WASHINGTON – Federal agents arrested more than 130 alleged drug traffickers from coast-to-coast Tuesday, saying they smuggled heroin from Mexico and even offered phone-up home deliveries like a pizza shop.
Beginning before dawn, Drug Enforcement Administration agents conducted arrest raids and searches from Charleston, S.C., to Los Angeles. They were seeking up to 150 people, about half of them illegal aliens, named in 10 federal indictments and state charges carrying penalties from 5 years to life in prison.
By afternoon, the investigation had produced 138 arrests in 15 U.S. cities, seized more than 47 pounds of Mexican black tar heroin and confiscated more than $500,000 in illegal profits, officials said at a news conference to describe their Operation Black Gold Rush.
"We were able to cripple a sophisticated black tar heroin group from the retail level street dealers up to the regional distribution level," said Michele Leonhart, deputy DEA administrator. "But just as real businesses have CEOs, there's someone higher up in this criminal organization who is calling the shots. And we will continue our efforts until that person is in custody."
Leonhart said brothers Javier and Alberto Sanchez managed the distribution ring. She said Javier was arrested in Nashville, Tenn., but Alberto, under indictment, remains at large in Mexico. She added that people who supplied them with heroin also were at large in Mexico. No arrests were made in Mexico.
"Today we have shut down a U.S. distribution network of the Sanchez organization. We've seized their heroin, taken their money and cut off their ability to distribute illegal drugs in this country," said Alice Fisher, assistant attorney general in charge of the criminal division.
Officials gave this account of how the ring operated:
Among other marketing strategies, the gang preyed on recovering heroin addicts.

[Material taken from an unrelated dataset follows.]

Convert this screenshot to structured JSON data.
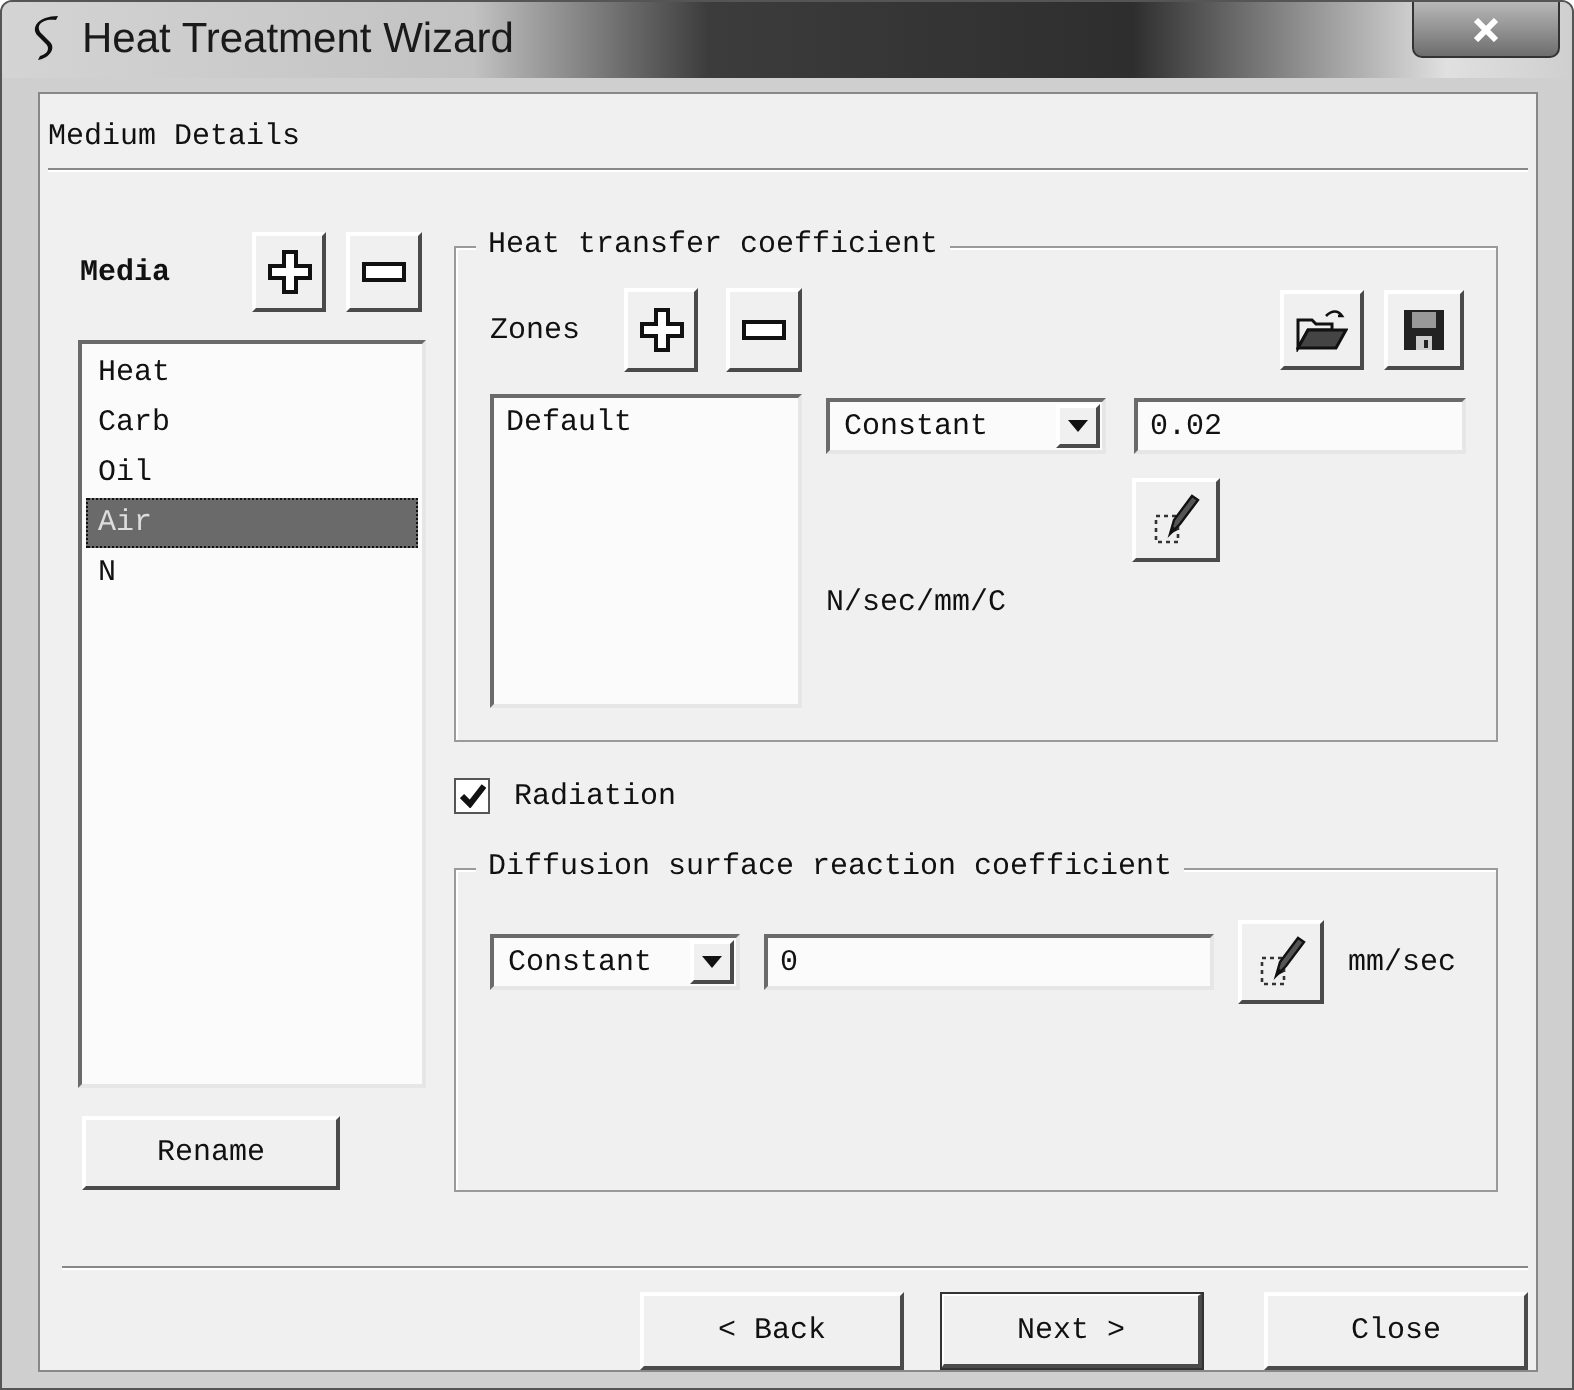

It sent street dealers out from 8 a.m. to 8 p.m. They worked near methadone clinics where addicts receive treatment.
Packaging a quarter to half a gram of heroin in balloons for convenience, the dealers would offer addicts two free balloons if they bought two balloons.
More sophisticated techniques were available for trusted clients. Agents conducted surveillance that showed the gang distributed telephone numbers clients could call. At first a courier would be sent to deliver the heroin to the customer in a car in parking lot, but later, after several sales, clients could call and order delivery of heroin to the front door of their home or to their offices.

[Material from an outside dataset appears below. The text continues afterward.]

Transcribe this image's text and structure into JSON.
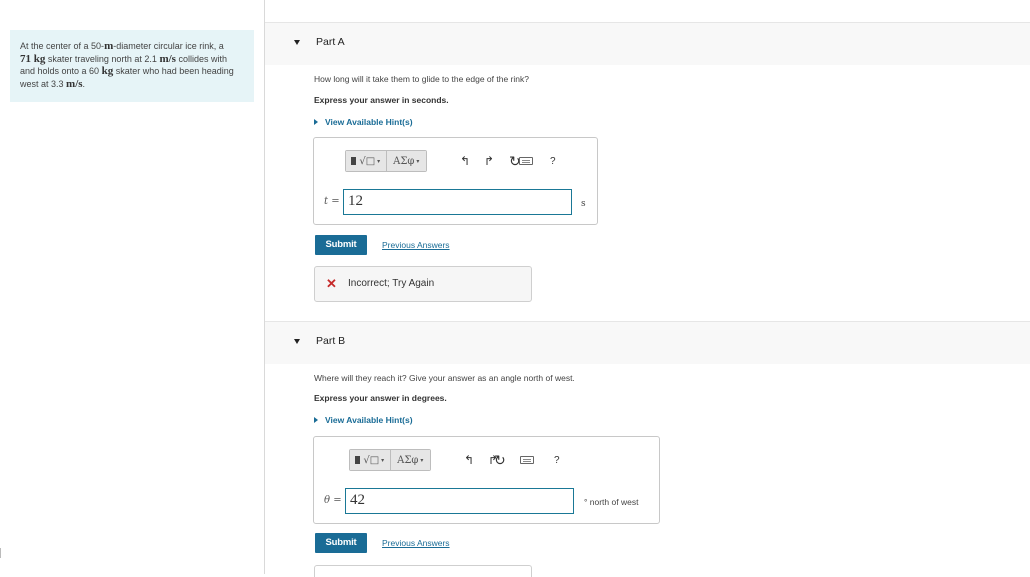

The ring smuggled black tar heroin made from poppies grown and refined in Nayarit state on Mexico's west coast to a distribution center in Nashville and from there around the United States, including more cities east of the Mississippi than have been reached by previous Mexican heroin gangs.
Mexican black tar heroin, a dark and sticky substance, is usually only 30 percent to 40 percent pure, well below the purity of Colombian heroin. But some heroin seized in this case was 85 percent pure, officials said. Diluted to street purity, a kilogram or 2.2 pounds of heroin produces more than 1,000 doses.
The gang brought in more than 17 pounds a month, worth about $2 million a month in street sales, officials said. Mexicans illegally entering this country smuggled the heroin by foot and vehicle across the border in Arizona, Texas and California.
Couriers bringing money back were told to buy a clunker vehicle and stash cash throughout its body, drive across the border and dump the vehicle. Other profits were sent back by wire.
The federal investigation began last November after a single heroin seizure in Texarkana, Texas, in cooperation with state and local police.
The investigation was conducted in Nashville, Memphis and Knoxville, Tenn.; Indianapolis; Columbus and Cincinnati, Ohio; Denver, Los Angeles and Riverside, Calif.; Charlotte, N.C.; Columbia, Greenville, Charleston and Florence, S.C., and Phoenix.